How Dogs Migrated to America From Ice Age Siberia 15,000 Years Ago

Northern Siberians and ancestral native Americans may have traded pups at the time

A wolf stands on a snow covered mountain. The wolf is howling up towards the sky.
All dogs with the genetic signature A2b descended from the same Siberian canines roughly 23,000 years ago Jim Peaco; Photo has been cropped for article purposes by ZeWrestler, Public domain, via Wikimedia Commons

Dogs have been companions to humans for many millennia, but exactly when this relationship started is highly debated among scientists.

A study published this week in the Proceedings of the National Academy of Sciences reveals that canine domestication may have first occurred in Siberia 23,000 years ago when humans and wolves were isolated together during the Last Glacial Maximum. After this initial domestication event, dogs most likely followed humans when they migrated across the Bering Land Bridge from East Asia to the Americas 15,000 years ago, reports Megan Marples for CNN.

"Wolves likely learned that scavenging from humans regularly was an easy free meal, while humans allowed this to happen so long as wolves were not aggressive or threatening," Angela Perri, an archaeologist at Durham University and lead author of the study tells CNN.

The study was brought to fruition after Perri and her co-authors—David Meltzer, an archeologist at Southern Methodist University, and Gregor Larson, a scientist from Oxford University—were brainstorming how DNA evidence tells the story of migrating humans and dogs, reports James Gorman for the New York Times. After the authors scribbled down ideas on a whiteboard, they saw that both humans and canines had similar migration patterns and divergence that could explain how dogs and humans began their bond, reports the New York Times.

To see if the similarities between the timelines linked up with archeological evidence, Perri and her team analyzed the genome of 200 ancient dogs from around the world. They found that the canines had one genetic signature, A2b, in common. Once they reached the New World 15,000 years ago, they dispersed into four groups, reports David Grimm for Science.

The researchers found this dispersal matched a similar migration pattern of ancestral Native Americans that descended from Northern Siberia about 21,000 years ago. Connecting these timeline events between humans and dogs, the researchers concluded that humans must have brought dogs into the Americas somewhere around 15,000 years ago.
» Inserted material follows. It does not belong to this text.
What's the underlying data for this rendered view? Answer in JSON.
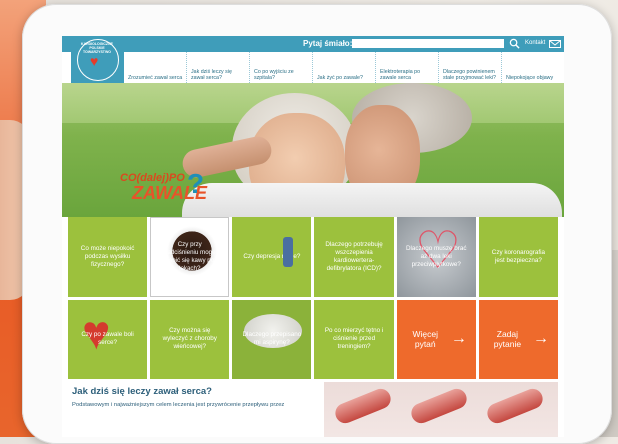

“Dogs are not going to go to the new world without people,” Meltzer tells the New York Times.

Further exploring the dogs’ genetic evidence, the team found all dogs with the genetic signature A2b descended from the same Siberian canines roughly 23,000 years ago, Science reports.

Looking back at human’s ancestral timeline and genetic evidence, the researchers found that ancient Northern Siberians intermingled with ancestral Native Americans before crossing the land bridge into the Americas. These meetings could have resulted in the two groups of people trading pups.

“People are exchanging information, they’re exchanging mates, they’re maybe exchanging their wolf pups,” Meltzer tells the New York Times.

While there is strong evidence that the initial domestication event occurred 23,000 years ago, the study relied only on mitochondrial DNA and could be missing the complete picture of domestication events, explains Pontus Skoglund, an ancient canine DNA expert from Crick Institute in London who was not involved in the study, to the New York Times. Likewise, Peter Savolainen, a geneticist at the Royal Institute of Technology, tells Science that the A2b signature has been found in other places in the world and is not unique to dogs in the Americas as the researchers suggested.

Still, the study reveals how the relationship between humans and dogs may have begun and how it may have dispersed across the globe. Perri and her team plan on looking at older dog fossils to gather more evidence.

"We have long known that the first Americans must have possessed well-honed hunting skills, the geological know-how to find stone and other necessary materials and been ready for new challenges," Meltzer tells Peter Dockrill for Science Alert. "The dogs that accompanied them as they entered this completely new world may have been as much a part of their cultural repertoire as the stone tools they carried."